Self-Suggestion: and the New Huna Theory of Mesmerism and Hypnosis (Paperback)

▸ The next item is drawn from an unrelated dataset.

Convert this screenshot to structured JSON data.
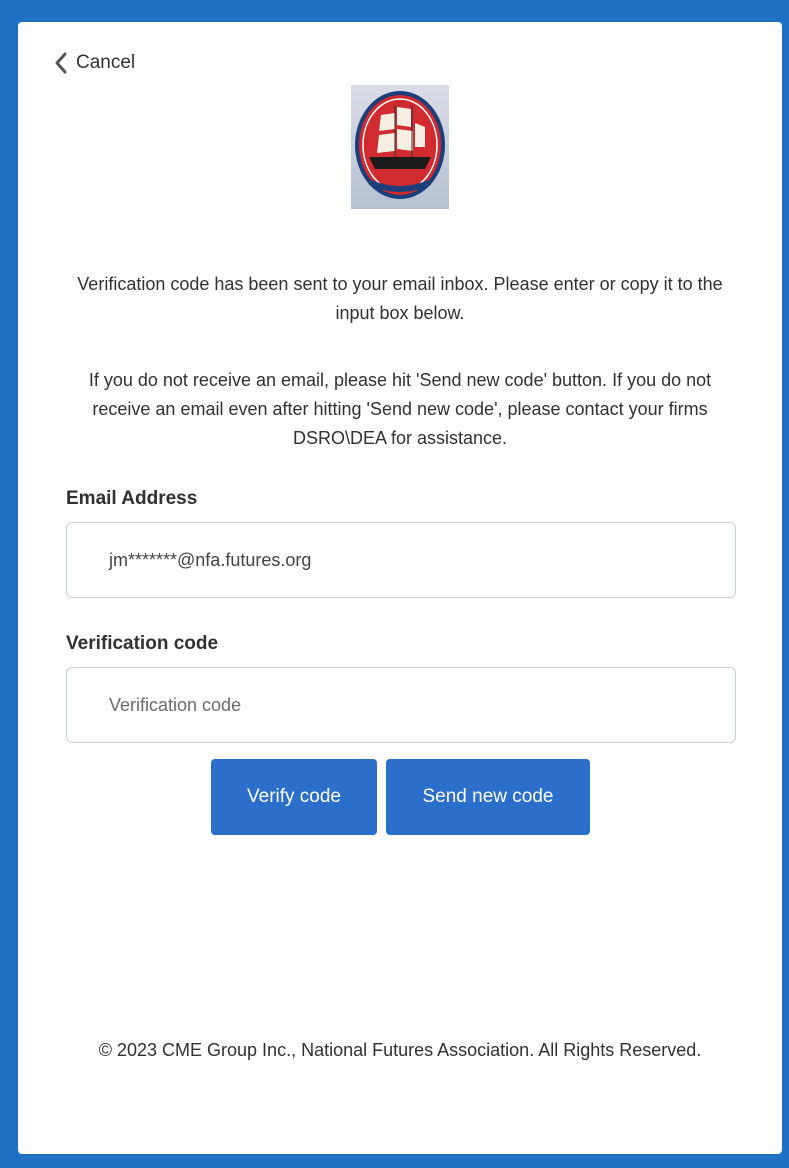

Max Freedom Long (October 26, 1890 - September 23, 1971) was an American teacher and New Thought philosopher. Shortly after graduating from UCLA in 1917, Long moved to the island of Hawaii to teach in elementary schools. When he arrived, he claimed that some Native Hawaiians were practicing what he called magic. Long wrote that at first he was skeptical of this magic, but later became convinced that it worked. He devoted the rest of his life to creating theories about how the Native Hawaiians did what he claimed they did, and teaching those theories through the sale of books and newsletters. Long decided to call his compilation of teachings Huna, because one meaning of the word is "hidden secret." He wrote that he derived it from the word kahuna, who were priests and master craftsmen who ranked near the top of the social scale. There are no accepted Hawaiian sources - Malo, Kamakau, - that refer to the word Huna as a tradition of esoteric learning. Long founded an organization called the Huna Fellowship in 1945 and, starting in 1936, published a series of books on Huna that are still in print.